The primary dancers are students, who quickly honed their newfound skills to put on a rousing performance at the census festivities in January, complete with Native singing and drums.
"I like it. It's fun," said 16-year-old Tori Newlin. "It's something to do."
To learn the long forgotten moves, village leaders hired dancers from other villages for a week of intense lessons that led to frequent practice sessions at the Noorvik school. One of the instructors is 19-year-old Richard Atoruk, from the nearby hub town of Kotzebue. He has since moved to Noorvik to continue teaching and to enroll at the school as a senior.
For Atoruk, dancing is a way to tell stories for all occasions, weddings, funerals, birthdays, the subsistence lifestyles of people who live off the land as Noorvik residents do. Motions and songs represent the movements of fishing, ice hopping, even traveling by snowmobile. And as far as Atoruk is concerned, shamanism is an important part of his people's spiritual culture, not a satanic tool.
"I think we lost a lot of our history because the missionaries came," he said. "Now it's coming back."
But too many villages continue to cling to the oppressive legacy left by Western missionaries, according to Theresa Arevgaq John, a Yup'ik Eskimo and Native studies professor at the University of Alaska Fairbanks. Indigenous people saw the destruction of their sacred traditions, including shamans, who were revered as spiritual leaders empowered by the creator with skills and tools to communicate with the spirit world to ensure the welfare of communities. Dancing had nothing to do with devil worship, John said.

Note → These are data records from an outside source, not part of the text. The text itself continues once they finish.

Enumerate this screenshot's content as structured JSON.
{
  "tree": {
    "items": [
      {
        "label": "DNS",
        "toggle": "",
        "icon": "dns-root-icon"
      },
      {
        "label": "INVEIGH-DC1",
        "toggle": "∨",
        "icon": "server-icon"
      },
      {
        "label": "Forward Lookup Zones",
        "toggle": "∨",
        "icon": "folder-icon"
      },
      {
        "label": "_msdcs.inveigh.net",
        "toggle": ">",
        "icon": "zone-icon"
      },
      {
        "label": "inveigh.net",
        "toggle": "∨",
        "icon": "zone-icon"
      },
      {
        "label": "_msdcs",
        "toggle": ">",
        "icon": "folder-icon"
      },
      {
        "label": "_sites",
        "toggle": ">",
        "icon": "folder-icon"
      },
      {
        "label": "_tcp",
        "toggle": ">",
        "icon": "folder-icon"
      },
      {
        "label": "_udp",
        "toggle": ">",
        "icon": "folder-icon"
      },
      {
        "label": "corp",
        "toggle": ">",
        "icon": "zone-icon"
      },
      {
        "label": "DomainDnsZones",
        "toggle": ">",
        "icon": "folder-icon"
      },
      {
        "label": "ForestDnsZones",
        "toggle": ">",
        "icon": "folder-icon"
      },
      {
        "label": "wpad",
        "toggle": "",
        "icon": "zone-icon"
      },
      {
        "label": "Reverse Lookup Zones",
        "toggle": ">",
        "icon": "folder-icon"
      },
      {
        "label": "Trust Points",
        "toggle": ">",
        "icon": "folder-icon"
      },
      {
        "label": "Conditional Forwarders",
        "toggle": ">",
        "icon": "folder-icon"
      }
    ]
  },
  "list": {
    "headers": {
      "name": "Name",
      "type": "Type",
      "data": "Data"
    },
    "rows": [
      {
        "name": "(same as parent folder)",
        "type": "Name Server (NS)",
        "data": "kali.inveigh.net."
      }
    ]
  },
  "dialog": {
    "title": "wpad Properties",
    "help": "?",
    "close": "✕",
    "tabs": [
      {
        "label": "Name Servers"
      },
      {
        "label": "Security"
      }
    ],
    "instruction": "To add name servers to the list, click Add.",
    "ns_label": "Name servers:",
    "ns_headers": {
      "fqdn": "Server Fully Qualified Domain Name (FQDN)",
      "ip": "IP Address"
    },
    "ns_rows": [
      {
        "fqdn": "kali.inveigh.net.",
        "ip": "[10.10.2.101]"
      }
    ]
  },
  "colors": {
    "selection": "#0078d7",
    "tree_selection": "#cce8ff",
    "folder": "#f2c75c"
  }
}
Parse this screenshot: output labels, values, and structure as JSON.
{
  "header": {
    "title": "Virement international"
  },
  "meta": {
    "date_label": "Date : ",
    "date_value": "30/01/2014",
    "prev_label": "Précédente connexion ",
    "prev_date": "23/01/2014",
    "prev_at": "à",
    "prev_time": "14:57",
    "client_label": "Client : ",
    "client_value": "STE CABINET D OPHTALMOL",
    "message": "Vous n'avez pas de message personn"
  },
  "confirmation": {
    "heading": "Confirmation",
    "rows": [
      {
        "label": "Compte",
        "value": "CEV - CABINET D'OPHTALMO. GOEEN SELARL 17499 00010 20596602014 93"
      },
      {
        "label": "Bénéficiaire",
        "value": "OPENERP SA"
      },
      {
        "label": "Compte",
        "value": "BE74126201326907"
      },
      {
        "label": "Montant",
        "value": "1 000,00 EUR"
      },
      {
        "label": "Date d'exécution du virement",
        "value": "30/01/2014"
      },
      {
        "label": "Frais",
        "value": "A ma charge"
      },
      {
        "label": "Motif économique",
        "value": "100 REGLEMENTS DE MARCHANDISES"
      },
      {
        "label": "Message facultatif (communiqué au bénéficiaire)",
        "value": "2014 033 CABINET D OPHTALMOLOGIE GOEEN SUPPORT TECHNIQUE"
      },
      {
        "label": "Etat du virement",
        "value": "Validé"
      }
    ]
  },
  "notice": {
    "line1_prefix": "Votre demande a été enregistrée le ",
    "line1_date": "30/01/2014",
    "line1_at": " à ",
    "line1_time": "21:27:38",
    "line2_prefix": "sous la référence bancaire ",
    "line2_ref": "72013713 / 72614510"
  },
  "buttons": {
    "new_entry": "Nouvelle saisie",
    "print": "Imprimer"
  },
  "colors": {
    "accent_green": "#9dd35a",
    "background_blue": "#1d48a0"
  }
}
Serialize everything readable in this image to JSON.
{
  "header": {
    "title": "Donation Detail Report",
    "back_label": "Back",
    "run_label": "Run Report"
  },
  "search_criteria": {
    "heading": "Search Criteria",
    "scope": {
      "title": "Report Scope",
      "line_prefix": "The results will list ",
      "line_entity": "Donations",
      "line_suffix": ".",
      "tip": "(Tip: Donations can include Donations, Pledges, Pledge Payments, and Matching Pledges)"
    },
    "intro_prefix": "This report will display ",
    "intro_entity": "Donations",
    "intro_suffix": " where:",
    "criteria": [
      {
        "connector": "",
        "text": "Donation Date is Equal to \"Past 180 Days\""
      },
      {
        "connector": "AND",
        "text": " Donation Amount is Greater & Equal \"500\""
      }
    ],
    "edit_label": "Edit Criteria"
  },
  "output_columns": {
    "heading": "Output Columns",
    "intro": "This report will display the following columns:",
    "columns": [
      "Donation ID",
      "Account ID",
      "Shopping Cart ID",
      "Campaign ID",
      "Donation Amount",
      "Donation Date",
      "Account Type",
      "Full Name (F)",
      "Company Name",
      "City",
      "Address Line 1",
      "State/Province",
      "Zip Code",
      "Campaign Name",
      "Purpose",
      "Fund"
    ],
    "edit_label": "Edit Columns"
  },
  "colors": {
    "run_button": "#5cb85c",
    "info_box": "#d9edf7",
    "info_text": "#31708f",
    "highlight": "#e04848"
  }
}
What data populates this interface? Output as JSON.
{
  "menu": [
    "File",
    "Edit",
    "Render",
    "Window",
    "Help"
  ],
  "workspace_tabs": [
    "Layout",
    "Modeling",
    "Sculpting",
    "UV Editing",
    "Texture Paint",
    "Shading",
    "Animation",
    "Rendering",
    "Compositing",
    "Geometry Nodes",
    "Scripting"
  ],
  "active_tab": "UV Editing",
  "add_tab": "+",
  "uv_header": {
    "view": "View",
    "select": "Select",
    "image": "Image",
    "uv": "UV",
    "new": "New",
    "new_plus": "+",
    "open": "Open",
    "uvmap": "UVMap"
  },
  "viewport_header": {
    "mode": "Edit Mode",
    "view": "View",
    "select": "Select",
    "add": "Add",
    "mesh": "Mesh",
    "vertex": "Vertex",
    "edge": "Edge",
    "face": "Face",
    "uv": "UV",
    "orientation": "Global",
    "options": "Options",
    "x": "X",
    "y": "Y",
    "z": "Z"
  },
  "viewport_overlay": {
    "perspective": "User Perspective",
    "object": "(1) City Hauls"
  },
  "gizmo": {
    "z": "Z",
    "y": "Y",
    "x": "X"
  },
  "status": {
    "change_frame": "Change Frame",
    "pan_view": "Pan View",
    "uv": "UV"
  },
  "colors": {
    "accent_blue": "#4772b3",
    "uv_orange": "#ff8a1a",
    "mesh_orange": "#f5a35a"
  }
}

"It was our only way of prayer," she said. "Can you imagine someone coming in and saying your way is wrong?"